It’s a cruel irony that for a few short years, Sarajevo became synonymous with sectarian strife, because for virtually its entire history , this beautiful city was a model of the opposite: Muslims, Catholics, Orthodox Christians, and Jews living together in cooperation and harmony. (One of its many nicknames is “Little Jerusalem.”) Squeezed into its narrow valley, Sarajevo never even had the option of splitting itself up into ethnic ghettos , so people lived side-by-side. To this day, there are several places in the city where you can see a mosque, synagogue, Catholic church, and Orthodox church with a turn of the head. (Rick Steves)
There’s a free walking tour every day at 16:30 in Sarajevo, so I’ll definitely plan on doing that. Ideally, if we get there in time to do it on our first day, that would be a good orientation, and it would be a chance for my sister to see things before she flies out the next morning. Rick Steves also highly recommends hiring a local guide, so I’ve made some inquiries about that.
Then there are the places I’ll want to explore in depth, either with a guide or on my own.
Baščaršija literally means “Main Marketplace,” and was originally applied to the main square in the Ottoman-style Old Town, but now it it is used to refer to the entire Old Town. At its center is a fountain, called Sebilj.
This museum is built in the oldest synagogue in Sarajevo, built in 1581. It includes exhibits on medieval Sarajevo, the Holocaust, and modern Jewish life. And inside can be found a replica of the Sarajevo Haggadah, one of the most important illuminated manuscripts in all Judaica. The original, in the National Museum, can only be viewed from a distance through a glass door.
The Tunnel Museum
During the Siege of Sarajevo, which lasted more than 1300 days between 1992 and 1995, a tunnel was built to allow food and humanitarian aid, as well as arms, to be brought into Sarajevo, and to allow people to leave. The tunnel was 800 meters long. The museum is in the house that served as its north entrance (inside the besieged city).

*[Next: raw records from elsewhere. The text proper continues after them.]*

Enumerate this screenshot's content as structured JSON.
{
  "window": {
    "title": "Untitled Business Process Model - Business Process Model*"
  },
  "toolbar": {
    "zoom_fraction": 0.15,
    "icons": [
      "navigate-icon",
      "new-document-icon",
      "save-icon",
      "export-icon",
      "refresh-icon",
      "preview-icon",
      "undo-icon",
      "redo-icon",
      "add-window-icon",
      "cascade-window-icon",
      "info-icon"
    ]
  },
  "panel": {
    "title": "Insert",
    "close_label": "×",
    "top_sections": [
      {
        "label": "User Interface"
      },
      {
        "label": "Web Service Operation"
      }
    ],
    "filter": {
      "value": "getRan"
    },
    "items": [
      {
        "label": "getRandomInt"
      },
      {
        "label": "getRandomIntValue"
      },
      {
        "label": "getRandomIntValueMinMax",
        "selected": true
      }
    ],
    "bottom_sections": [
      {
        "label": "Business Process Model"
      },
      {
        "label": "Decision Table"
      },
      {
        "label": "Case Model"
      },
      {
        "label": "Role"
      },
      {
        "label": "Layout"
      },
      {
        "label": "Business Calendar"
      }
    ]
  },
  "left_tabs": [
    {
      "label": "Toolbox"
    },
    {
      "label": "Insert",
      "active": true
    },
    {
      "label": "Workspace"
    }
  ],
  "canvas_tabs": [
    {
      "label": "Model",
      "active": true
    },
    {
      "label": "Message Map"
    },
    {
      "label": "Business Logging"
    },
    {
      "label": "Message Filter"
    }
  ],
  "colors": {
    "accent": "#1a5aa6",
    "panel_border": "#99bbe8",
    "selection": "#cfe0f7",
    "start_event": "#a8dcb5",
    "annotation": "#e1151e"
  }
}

There are a number of other museums and neighborhoods to explore in Sarajevo, and I might also consider getting outside the city. Plus, it’s probably a good place to try some interesting food. (Note to self: do a post on local cuisines of the places I’m visiting.)